*What is expected*. Please find the number of lines in the material below where the string "jQuery" occurs, and give only that number.

*Records provided*.
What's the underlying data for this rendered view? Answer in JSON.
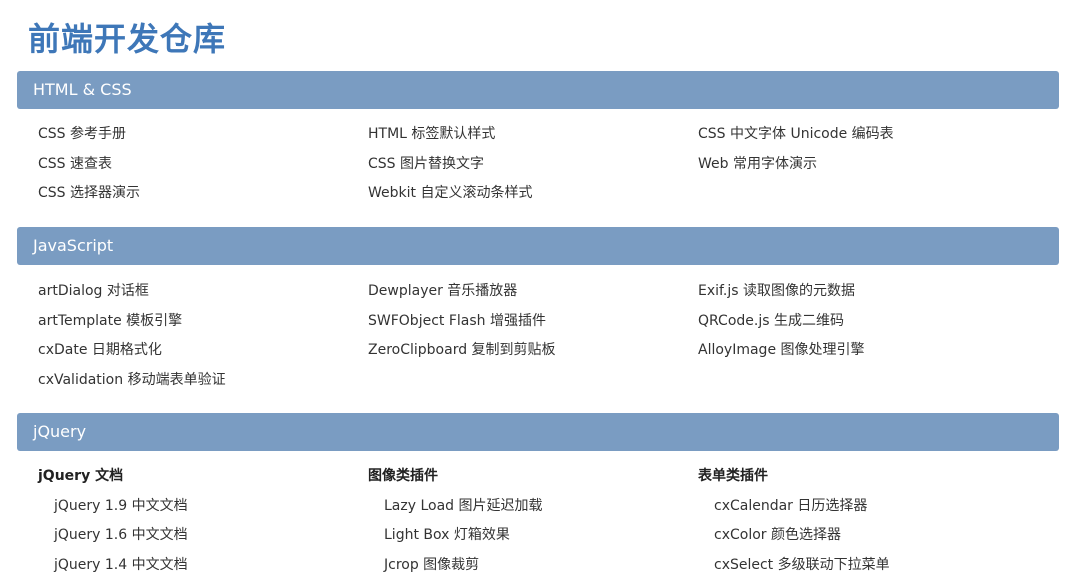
{
  "page_title": "前端开发仓库",
  "sections": [
    {
      "title": "HTML & CSS",
      "columns": [
        [
          "CSS 参考手册",
          "CSS 速查表",
          "CSS 选择器演示"
        ],
        [
          "HTML 标签默认样式",
          "CSS 图片替换文字",
          "Webkit 自定义滚动条样式"
        ],
        [
          "CSS 中文字体 Unicode 编码表",
          "Web 常用字体演示"
        ]
      ]
    },
    {
      "title": "JavaScript",
      "columns": [
        [
          "artDialog 对话框",
          "artTemplate 模板引擎",
          "cxDate 日期格式化",
          "cxValidation 移动端表单验证"
        ],
        [
          "Dewplayer 音乐播放器",
          "SWFObject Flash 增强插件",
          "ZeroClipboard 复制到剪贴板"
        ],
        [
          "Exif.js 读取图像的元数据",
          "QRCode.js 生成二维码",
          "AlloyImage 图像处理引擎"
        ]
      ]
    },
    {
      "title": "jQuery",
      "groups": [
        {
          "heading": "jQuery 文档",
          "items": [
            "jQuery 1.9 中文文档",
            "jQuery 1.6 中文文档",
            "jQuery 1.4 中文文档"
          ]
        },
        {
          "heading": "图像类插件",
          "items": [
            "Lazy Load 图片延迟加载",
            "Light Box 灯箱效果",
            "Jcrop 图像裁剪"
          ]
        },
        {
          "heading": "表单类插件",
          "items": [
            "cxCalendar 日历选择器",
            "cxColor 颜色选择器",
            "cxSelect 多级联动下拉菜单"
          ]
        }
      ]
    }
  ],
  "colors": {
    "title": "#3e77b8",
    "header_bg": "#7a9cc2",
    "header_text": "#ffffff",
    "link_text": "#333333"
  }
}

*Reply to the exercise*. 5